Chronic fatigue syndrome: a 20th century illness?

by Wessely S
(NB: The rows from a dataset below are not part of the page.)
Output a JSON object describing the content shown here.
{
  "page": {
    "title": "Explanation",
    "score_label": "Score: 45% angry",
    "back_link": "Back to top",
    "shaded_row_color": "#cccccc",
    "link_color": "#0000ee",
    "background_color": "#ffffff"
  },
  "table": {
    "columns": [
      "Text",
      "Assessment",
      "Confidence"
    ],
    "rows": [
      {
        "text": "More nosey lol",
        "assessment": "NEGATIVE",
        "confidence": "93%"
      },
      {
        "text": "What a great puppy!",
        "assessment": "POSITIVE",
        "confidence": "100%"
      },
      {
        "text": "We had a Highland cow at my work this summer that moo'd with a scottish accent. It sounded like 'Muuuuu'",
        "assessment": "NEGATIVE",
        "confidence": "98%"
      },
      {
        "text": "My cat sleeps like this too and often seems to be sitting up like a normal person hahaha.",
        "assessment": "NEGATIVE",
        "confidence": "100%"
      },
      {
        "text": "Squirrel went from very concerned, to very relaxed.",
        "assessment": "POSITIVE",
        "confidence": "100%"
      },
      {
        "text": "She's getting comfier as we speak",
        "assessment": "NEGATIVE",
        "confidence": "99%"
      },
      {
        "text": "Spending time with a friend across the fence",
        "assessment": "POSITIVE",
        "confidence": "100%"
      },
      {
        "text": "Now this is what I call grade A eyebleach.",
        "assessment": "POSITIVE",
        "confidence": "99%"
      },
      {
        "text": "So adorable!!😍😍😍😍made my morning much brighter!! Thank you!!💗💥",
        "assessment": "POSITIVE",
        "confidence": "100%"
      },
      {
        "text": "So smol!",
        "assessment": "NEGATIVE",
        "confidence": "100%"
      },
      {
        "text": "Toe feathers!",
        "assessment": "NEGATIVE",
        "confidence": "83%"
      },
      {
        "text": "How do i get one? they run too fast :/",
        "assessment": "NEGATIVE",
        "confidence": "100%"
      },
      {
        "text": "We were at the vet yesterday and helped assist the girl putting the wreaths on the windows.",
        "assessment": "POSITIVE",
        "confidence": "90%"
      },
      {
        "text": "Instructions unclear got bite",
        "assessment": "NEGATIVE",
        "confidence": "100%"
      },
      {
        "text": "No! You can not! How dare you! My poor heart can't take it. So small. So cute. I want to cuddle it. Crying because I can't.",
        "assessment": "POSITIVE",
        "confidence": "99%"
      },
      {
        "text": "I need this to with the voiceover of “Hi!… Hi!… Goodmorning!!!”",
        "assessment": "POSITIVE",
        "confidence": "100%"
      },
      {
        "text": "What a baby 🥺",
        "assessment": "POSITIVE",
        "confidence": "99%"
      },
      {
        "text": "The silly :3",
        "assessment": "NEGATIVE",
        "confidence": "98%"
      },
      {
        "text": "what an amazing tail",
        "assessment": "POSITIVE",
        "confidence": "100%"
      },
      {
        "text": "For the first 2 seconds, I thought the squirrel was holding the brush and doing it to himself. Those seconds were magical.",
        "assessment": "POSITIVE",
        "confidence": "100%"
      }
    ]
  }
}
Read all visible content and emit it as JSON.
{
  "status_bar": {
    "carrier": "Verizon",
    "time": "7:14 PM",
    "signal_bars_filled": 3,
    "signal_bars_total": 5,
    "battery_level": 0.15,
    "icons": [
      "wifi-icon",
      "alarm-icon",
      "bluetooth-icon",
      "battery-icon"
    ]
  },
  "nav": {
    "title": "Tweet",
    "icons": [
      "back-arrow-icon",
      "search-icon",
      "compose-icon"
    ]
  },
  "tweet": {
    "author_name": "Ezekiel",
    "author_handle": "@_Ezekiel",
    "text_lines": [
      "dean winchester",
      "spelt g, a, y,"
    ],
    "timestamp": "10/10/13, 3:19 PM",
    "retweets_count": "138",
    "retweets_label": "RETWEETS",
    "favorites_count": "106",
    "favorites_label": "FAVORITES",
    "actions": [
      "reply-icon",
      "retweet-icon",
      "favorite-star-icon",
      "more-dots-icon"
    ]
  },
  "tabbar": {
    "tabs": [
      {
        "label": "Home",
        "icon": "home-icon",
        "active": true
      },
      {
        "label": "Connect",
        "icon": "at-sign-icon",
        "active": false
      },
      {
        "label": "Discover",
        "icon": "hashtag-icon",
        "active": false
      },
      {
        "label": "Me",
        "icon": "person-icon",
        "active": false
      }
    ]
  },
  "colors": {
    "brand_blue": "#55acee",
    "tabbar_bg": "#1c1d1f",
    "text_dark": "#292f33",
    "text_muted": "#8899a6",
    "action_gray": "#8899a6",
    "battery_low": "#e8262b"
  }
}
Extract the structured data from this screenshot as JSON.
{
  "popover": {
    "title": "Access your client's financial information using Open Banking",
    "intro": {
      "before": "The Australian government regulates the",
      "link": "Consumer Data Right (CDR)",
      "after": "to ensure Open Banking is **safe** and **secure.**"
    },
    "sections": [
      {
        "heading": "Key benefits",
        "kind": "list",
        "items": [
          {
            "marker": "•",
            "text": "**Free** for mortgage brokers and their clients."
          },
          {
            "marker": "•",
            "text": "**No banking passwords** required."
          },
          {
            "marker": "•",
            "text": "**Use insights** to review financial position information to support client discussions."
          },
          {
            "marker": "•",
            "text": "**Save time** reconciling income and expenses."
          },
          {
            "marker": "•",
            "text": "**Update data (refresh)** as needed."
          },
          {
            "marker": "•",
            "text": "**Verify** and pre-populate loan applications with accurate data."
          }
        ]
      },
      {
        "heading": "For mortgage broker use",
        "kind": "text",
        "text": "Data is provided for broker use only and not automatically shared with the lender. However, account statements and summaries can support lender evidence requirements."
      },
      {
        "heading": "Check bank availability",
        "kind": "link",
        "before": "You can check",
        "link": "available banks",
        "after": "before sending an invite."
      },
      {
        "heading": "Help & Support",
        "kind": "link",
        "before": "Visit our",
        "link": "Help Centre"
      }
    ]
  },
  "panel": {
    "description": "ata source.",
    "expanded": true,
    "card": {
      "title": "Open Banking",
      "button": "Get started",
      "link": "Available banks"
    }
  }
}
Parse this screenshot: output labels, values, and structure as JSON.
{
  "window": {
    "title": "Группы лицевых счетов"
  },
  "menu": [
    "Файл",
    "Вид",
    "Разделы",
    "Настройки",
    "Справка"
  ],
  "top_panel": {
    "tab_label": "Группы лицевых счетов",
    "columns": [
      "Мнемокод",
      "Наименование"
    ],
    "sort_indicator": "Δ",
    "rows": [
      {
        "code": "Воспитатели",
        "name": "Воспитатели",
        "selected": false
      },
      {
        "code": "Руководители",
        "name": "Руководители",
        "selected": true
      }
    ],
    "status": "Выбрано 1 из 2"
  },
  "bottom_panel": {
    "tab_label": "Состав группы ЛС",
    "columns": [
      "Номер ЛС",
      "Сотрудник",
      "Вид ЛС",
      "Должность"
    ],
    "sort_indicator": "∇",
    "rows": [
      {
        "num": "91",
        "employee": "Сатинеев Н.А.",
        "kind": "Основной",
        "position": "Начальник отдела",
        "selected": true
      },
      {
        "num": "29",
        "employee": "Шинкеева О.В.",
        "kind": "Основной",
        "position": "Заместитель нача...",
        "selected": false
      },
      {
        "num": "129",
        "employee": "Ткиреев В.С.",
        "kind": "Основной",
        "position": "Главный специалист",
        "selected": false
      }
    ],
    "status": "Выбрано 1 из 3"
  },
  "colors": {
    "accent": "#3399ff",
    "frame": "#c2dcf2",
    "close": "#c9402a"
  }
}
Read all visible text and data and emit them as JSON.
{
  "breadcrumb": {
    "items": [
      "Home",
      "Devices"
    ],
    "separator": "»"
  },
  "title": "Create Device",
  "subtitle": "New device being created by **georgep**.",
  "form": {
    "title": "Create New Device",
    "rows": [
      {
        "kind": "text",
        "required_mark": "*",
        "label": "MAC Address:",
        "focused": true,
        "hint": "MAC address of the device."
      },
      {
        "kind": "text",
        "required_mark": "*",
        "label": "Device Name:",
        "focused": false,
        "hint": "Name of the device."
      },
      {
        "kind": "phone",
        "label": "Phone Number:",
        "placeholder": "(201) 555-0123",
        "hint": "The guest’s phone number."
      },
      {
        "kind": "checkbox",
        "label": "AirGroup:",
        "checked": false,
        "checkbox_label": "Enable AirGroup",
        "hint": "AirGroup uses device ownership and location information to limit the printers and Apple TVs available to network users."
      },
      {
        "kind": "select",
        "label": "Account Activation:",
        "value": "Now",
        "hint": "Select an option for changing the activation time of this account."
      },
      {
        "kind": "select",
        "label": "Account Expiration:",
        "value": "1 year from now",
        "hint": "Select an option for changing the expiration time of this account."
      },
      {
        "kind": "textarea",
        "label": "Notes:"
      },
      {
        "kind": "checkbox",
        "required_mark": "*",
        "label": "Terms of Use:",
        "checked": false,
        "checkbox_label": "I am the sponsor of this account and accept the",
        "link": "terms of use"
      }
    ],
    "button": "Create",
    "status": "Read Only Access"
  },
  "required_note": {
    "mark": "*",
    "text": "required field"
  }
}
The chronic fatigue syndrome has become the fin de siècle illness, now getting similar attention to that of neurasthenia, which dominated medical thinking at the turn of the century. Myalgic encephalomyelitis was an early term introduced in the United Kingdom in 1957 for this state, but it had little or no public or professional prominence. Until then "chronic fatigue had become invisible", with "no name, no known etiology, no case illustrations or clinical accounts in the medical textbook, no ongoing research activity -- nothing to relate it to current medical knowledge". The reconstruction of chronic fatigue began in the mid-1980s, with the emergence of "chronic Epstein-Barr virus syndrome", which was later converted to chronic fatigue syndrome. The former term, which first emerged in the mid-1980s, is now regarded as a misnomer and should be abandoned. In the popular American literature the term "chronic fatigue and immune deficiency syndrome" is preferred by the most active of the patient lobbies, while myalgic encephalomyelitis continues to be the usual label in the United Kingdom. The relevant research linking chronic fatigue syndrome with somatization is reviewed in this article. Understanding the nature of somatization can still shed some light on the meaning of chronic fatigue at the end of the 20th century.